### [PROBLEM DESCRIPTION]
Each record that follows must be printed exactly as given.

### [MATERIAL PROVIDED]
----------------------------------------

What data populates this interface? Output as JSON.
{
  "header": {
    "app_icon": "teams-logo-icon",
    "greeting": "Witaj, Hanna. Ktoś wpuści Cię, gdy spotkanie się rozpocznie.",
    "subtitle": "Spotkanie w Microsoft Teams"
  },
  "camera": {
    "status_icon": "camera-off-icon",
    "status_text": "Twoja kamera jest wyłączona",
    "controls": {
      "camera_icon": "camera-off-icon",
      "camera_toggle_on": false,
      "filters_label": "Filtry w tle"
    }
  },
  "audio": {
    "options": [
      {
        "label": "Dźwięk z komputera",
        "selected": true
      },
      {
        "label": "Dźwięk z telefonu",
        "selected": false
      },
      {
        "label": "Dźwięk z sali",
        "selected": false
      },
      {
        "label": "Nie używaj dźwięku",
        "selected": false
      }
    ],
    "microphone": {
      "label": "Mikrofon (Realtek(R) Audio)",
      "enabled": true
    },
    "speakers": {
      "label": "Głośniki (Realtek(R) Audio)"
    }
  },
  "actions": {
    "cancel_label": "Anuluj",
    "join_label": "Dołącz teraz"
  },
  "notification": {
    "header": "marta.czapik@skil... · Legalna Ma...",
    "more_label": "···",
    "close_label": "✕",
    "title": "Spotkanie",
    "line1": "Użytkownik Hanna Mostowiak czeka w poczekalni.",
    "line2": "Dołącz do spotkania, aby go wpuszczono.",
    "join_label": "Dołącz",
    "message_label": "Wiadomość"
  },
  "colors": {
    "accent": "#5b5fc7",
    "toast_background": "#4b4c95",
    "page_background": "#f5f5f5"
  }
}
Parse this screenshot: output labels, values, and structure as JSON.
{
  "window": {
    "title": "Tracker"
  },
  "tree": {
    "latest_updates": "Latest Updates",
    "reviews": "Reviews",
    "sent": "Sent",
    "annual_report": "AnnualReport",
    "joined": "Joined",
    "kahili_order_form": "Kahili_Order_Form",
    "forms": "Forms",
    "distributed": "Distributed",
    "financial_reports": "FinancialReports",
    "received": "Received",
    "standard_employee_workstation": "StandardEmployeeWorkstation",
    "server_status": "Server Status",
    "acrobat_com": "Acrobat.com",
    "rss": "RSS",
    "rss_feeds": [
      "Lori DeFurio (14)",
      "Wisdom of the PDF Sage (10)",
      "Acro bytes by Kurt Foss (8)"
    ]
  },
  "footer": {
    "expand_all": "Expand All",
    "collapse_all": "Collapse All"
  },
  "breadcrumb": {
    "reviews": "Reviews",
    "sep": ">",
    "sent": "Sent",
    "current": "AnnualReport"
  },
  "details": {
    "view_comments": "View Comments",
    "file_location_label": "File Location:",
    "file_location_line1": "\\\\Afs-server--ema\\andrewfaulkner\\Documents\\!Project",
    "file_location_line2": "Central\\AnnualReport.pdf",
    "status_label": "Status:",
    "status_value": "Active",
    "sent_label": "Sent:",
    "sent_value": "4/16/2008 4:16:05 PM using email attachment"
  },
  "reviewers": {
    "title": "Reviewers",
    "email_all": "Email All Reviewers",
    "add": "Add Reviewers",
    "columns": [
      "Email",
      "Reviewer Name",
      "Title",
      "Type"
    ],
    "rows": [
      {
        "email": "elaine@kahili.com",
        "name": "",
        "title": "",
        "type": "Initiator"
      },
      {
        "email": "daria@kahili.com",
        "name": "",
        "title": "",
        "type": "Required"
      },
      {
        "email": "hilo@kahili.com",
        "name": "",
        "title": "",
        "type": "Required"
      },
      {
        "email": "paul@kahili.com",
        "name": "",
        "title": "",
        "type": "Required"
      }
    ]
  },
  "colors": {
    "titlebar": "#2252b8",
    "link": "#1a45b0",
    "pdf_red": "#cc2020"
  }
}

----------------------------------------

### [EXPECTED ANSWER]
What data populates this interface? Output as JSON.
{
  "header": {
    "app_icon": "teams-logo-icon",
    "greeting": "Witaj, Hanna. Ktoś wpuści Cię, gdy spotkanie się rozpocznie.",
    "subtitle": "Spotkanie w Microsoft Teams"
  },
  "camera": {
    "status_icon": "camera-off-icon",
    "status_text": "Twoja kamera jest wyłączona",
    "controls": {
      "camera_icon": "camera-off-icon",
      "camera_toggle_on": false,
      "filters_label": "Filtry w tle"
    }
  },
  "audio": {
    "options": [
      {
        "label": "Dźwięk z komputera",
        "selected": true
      },
      {
        "label": "Dźwięk z telefonu",
        "selected": false
      },
      {
        "label": "Dźwięk z sali",
        "selected": false
      },
      {
        "label": "Nie używaj dźwięku",
        "selected": false
      }
    ],
    "microphone": {
      "label": "Mikrofon (Realtek(R) Audio)",
      "enabled": true
    },
    "speakers": {
      "label": "Głośniki (Realtek(R) Audio)"
    }
  },
  "actions": {
    "cancel_label": "Anuluj",
    "join_label": "Dołącz teraz"
  },
  "notification": {
    "header": "marta.czapik@skil... · Legalna Ma...",
    "more_label": "···",
    "close_label": "✕",
    "title": "Spotkanie",
    "line1": "Użytkownik Hanna Mostowiak czeka w poczekalni.",
    "line2": "Dołącz do spotkania, aby go wpuszczono.",
    "join_label": "Dołącz",
    "message_label": "Wiadomość"
  },
  "colors": {
    "accent": "#5b5fc7",
    "toast_background": "#4b4c95",
    "page_background": "#f5f5f5"
  }
}
Parse this screenshot: output labels, values, and structure as JSON.
{
  "window": {
    "title": "Tracker"
  },
  "tree": {
    "latest_updates": "Latest Updates",
    "reviews": "Reviews",
    "sent": "Sent",
    "annual_report": "AnnualReport",
    "joined": "Joined",
    "kahili_order_form": "Kahili_Order_Form",
    "forms": "Forms",
    "distributed": "Distributed",
    "financial_reports": "FinancialReports",
    "received": "Received",
    "standard_employee_workstation": "StandardEmployeeWorkstation",
    "server_status": "Server Status",
    "acrobat_com": "Acrobat.com",
    "rss": "RSS",
    "rss_feeds": [
      "Lori DeFurio (14)",
      "Wisdom of the PDF Sage (10)",
      "Acro bytes by Kurt Foss (8)"
    ]
  },
  "footer": {
    "expand_all": "Expand All",
    "collapse_all": "Collapse All"
  },
  "breadcrumb": {
    "reviews": "Reviews",
    "sep": ">",
    "sent": "Sent",
    "current": "AnnualReport"
  },
  "details": {
    "view_comments": "View Comments",
    "file_location_label": "File Location:",
    "file_location_line1": "\\\\Afs-server--ema\\andrewfaulkner\\Documents\\!Project",
    "file_location_line2": "Central\\AnnualReport.pdf",
    "status_label": "Status:",
    "status_value": "Active",
    "sent_label": "Sent:",
    "sent_value": "4/16/2008 4:16:05 PM using email attachment"
  },
  "reviewers": {
    "title": "Reviewers",
    "email_all": "Email All Reviewers",
    "add": "Add Reviewers",
    "columns": [
      "Email",
      "Reviewer Name",
      "Title",
      "Type"
    ],
    "rows": [
      {
        "email": "elaine@kahili.com",
        "name": "",
        "title": "",
        "type": "Initiator"
      },
      {
        "email": "daria@kahili.com",
        "name": "",
        "title": "",
        "type": "Required"
      },
      {
        "email": "hilo@kahili.com",
        "name": "",
        "title": "",
        "type": "Required"
      },
      {
        "email": "paul@kahili.com",
        "name": "",
        "title": "",
        "type": "Required"
      }
    ]
  },
  "colors": {
    "titlebar": "#2252b8",
    "link": "#1a45b0",
    "pdf_red": "#cc2020"
  }
}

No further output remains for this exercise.